A Message from Gary – 26 August 2018

Living Life to the Full  

One of the major themes of John’s Gospel is life. John introduces this theme in the first few verses of his Gospel: “All things came into being through him, and without him not one thing came into being. What has come into being in him was life.” And it comes near the end when John tells us why he wrote his Gospel: “…These are written that you may come to believe that Jesus is the Messiah, the Son of God, and that through believing you may have life in his name.”

All through the Gospel the theme of life emerges. Perhaps the best known reference is John 10:10: “I came that they may have life, and have it abundantly.” The word used there for abundant means,  ‘over and above’… ‘more than necessary’ … ‘superadded’ … ‘supreme’.

Yet many people do not experience life in this way. Perhaps they experience life more like it seems Philip Adams does: “To me the universe is meaningless. There is no destiny, no author of creation. To me life is just a brief flash in infinite darkness.”

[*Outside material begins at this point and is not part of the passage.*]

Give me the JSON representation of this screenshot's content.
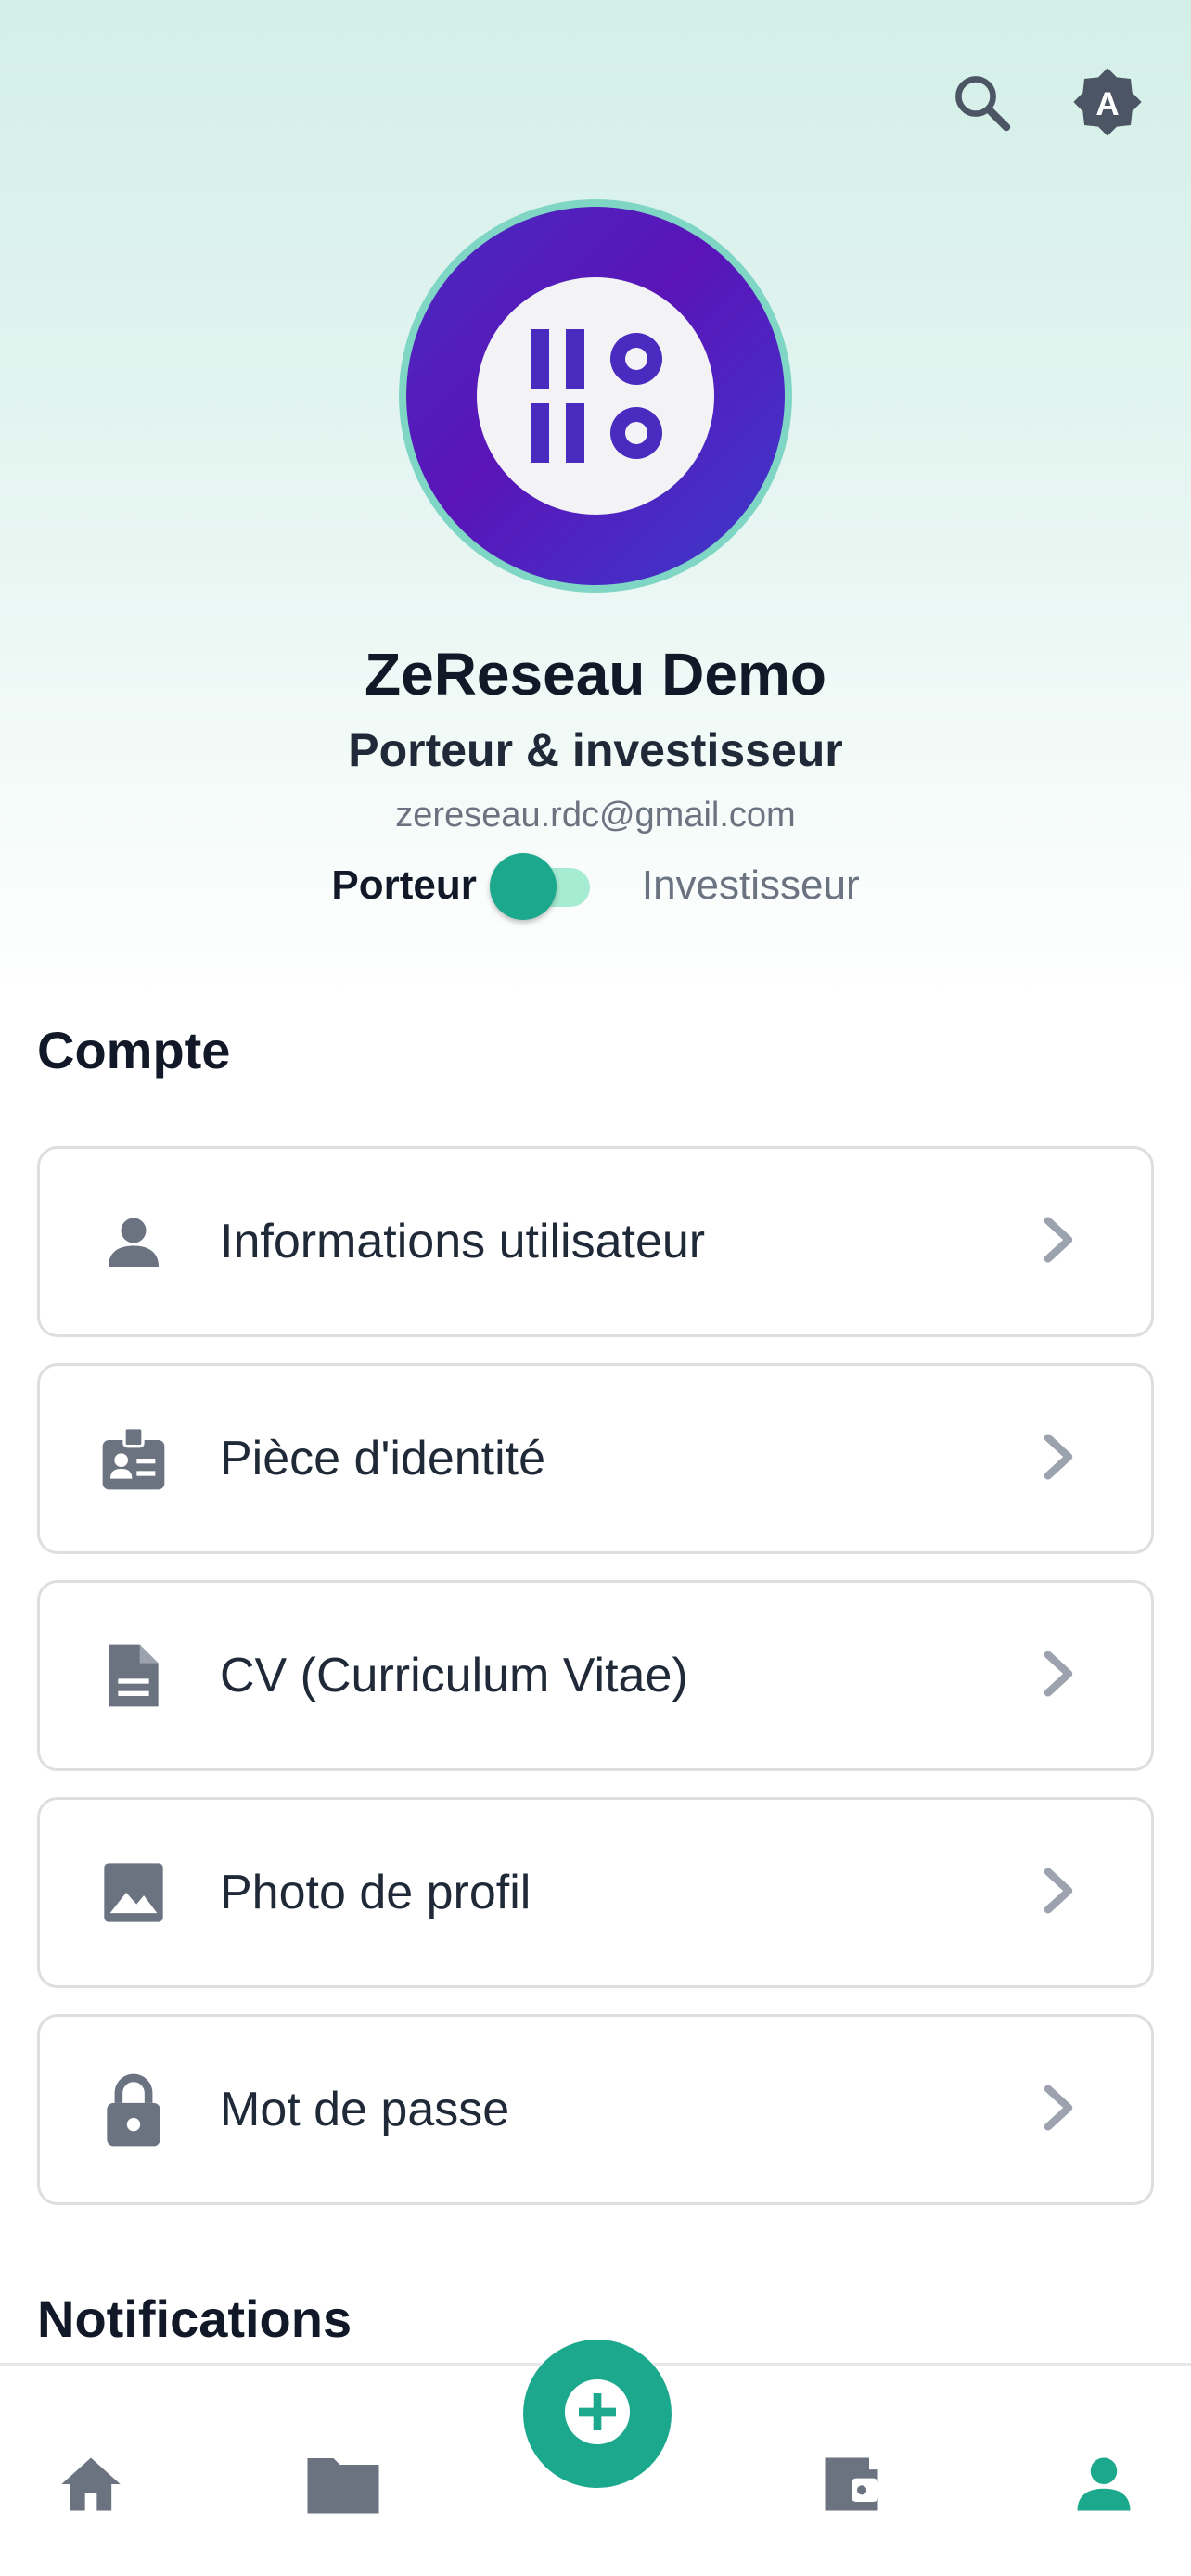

Perhaps part of the problem is with the word life itself. What is one word in English is at least three words in the Greek (the language of the New Testament). The first word is bios from which we derive our word biology. It is to do with the mechanics of life: eating, resting , reproducing. The second word is psyche from which we get psychology. It refers to the life of the mind and the emotions. Both of these are seen in the Christian tradition as good and necessary. But they are not enough for the fullness of life. So we have a third word zoe. It doesn’t translate into any common English word. But it is the word used when Jesus talks about life abundant or the fullness of life. It is a word which suggests the very life of God lived in and through us. To ignore this dimension is to live a diminished life.

We might call this deeper dimension of life the life of the soul or the spirit. So says John in his Gospel, open yourself to the deeper dimensions of life, allow the very life of God to come alive in you, for therein is the fullness of life. Or as the saint of old, Augustine said, “You have made us for yourself and our souls are restless until they rest in You.”